I was so excited the other day when I discovered that my favourite blogger’s book is available right here at the library – if I hadn’t been in the middle of helping a lovely young mum search the catalogue for parenting DVDs I would have SQUEEEEEE!!-ed. Thankfully I managed to contain my enthusiasm and save us both from embarrassment. I couldn’t wait to get home and start reading!
I’ve been reading Amber Dusick’s Crappy Pictures blog ever since a friend of mine shared her post about toddlers and public toilets which was not only extremely funny, but also reminded me of the time my toddler had to pee while we were shopping, and we were directed to The. Dirtiest. Toilet. Ever.

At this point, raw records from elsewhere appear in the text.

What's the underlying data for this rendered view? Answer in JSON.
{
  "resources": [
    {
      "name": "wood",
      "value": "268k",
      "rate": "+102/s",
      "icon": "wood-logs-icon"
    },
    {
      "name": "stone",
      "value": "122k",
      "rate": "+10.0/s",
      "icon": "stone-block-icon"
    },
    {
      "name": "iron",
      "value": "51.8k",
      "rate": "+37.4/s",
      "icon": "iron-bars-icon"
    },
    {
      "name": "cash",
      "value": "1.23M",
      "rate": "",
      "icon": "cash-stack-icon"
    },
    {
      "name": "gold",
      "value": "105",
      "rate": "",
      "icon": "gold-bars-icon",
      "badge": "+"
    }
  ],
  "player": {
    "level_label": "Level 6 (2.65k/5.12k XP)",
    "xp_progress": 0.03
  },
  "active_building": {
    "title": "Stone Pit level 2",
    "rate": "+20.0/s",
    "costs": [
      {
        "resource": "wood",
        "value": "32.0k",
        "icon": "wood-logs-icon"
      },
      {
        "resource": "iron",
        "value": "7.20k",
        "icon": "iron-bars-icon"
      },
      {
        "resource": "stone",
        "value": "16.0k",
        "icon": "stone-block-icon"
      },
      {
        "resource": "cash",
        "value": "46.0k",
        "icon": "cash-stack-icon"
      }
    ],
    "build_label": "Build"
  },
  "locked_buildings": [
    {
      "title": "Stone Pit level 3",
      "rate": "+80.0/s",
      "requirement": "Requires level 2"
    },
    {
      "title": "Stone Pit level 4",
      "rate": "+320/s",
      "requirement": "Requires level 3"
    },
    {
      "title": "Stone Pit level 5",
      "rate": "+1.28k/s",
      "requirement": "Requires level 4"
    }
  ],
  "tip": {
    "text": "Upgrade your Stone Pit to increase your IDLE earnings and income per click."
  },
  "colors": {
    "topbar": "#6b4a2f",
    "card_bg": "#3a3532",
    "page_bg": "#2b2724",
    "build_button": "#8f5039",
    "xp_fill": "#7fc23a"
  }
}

Amber’s book, which is available as an e-book through Overdrive, is just as funny as her blog. The only thing I didn’t like about it was that I didn’t realise I’d finished – I got to the end of a chapter and thought I’d save the rest for later, only to discover that all that was left was the publication details! One of the pitfalls of reading e-books I suppose. I have since discovered that there is a little book progress bar that pops up when you tap the middle of the screen, but obviously I hadn’t paid attention to that.
If you are looking for stuff on parenting, whether you want e-books, books, or DVDs we’ve got it covered.
To quote Mrs Bradley, sleuth, psychotherapist and heroine of Gladys Mitchell’s golden age detective novels:
There are three golden rules for bringing up children – sadly nobody knows what they are
I’m pretty sure that nothing has changed, but there have certainly been plenty of ideas and theories put forward on parenting since the 1930’s. You can find the latest useful ideas at your library, including help for all sorts of individual situations
I’m pretty sure any devoted parent would be ferreting out as many useful tips as possible ( remembering Nigel Latta’s “teenagers are not right in the head” has certainly help me keep me in a rational frame of mind in a difficult moment) but in the end I can’t help feeling that Mrs Bradley is right – the most important thing to know is that you can’t be a perfect parent- and shouldn’t try to be.
We’ve all heard of slow food, but what about slow parenting?
According the Carl Honore, author of Under Pressure, the concept is about keeping
… the family schedule under control so that everyone has enough downtime to rest, reflect and just hang out together.
I guess that means my parents had a slow parenting philosophy in the 50s and 60s. Our large family spent a lot of time around the dinner table debating and laughing, there was lots of hanging out with siblings of a similar age and in winter we all played board and card games together, both parents and children. How many families get to do that today?
Not everyone agrees that this is the ideal way to live (I note that the Wikipedia entry on slow parenting carries the caveat “the neutrality of this article is disputed”) and you might feel it is unjustified nostalgia. However, if you want to give it a try, winter would seem the ideal time to put slow parenting into practice.
Playing board games and card games is great winter fun and a good way to connect with the kids, if you can tear them away from their computer games. The library has lots of useful books including the definitive Hoyles which give the rules of a wide range of card games and guides to board games, including Asian ones (try Mah Jong if you can find a set, its great fun). We also have lots of inspiration to get children exploring games, crafts, and science . Maybe you could even try a bit of storytelling.
Tell us what you think about slow parenting.
The discussion in the news at the moment about parental leave reminds me of all the issues you are bombarded with in the early months of your child’s life. Money worries and trying to make decisions about returning to work fight it out with what nappies to use, when to wean and how to get enough sleep. It all becomes a mass of gooey milky confusion.
The library does of course have a multitude of books and magazines to pounce upon and devour as you desperately try to find your way through the parenting mine field. I do however wish the library website had been around in those early days when I was desperate for information.
There are some fabulous links. I especially like Everybody – parenting. This site has everything you could possibly need, support groups, heaps of health information, parenting tips and recipes.
Another interesting site is Babyweb NZ which is run by a mum, midwife and child birth educator and includes links to Baby friendly locations in New Zealand, equipment hire, shopping and child birth education. The links in this guide are many and varied from local community groups to larger government based organisations such as Working for Families. It’s a one stop shop for parents and anyone else who needs information on parenting in New Zealand.
I know my not-so-darling 13 year old is. He seems to be at the early teen stage where he alternates between sweet child and hell child. After watching The Politically Incorrect Guide to Teenagers on TV, I decided to arm myself with some good advice. So I trundled off to the library catalogue to see what’s available and found a wealth of parenting teens books for bewildered parents just like me!
CINCH, our community directory, lists parenting groups such as Tough Love and Single Women as Parents (SWAP) to give parents support through this interesting time.
Good luck! We’ll need it.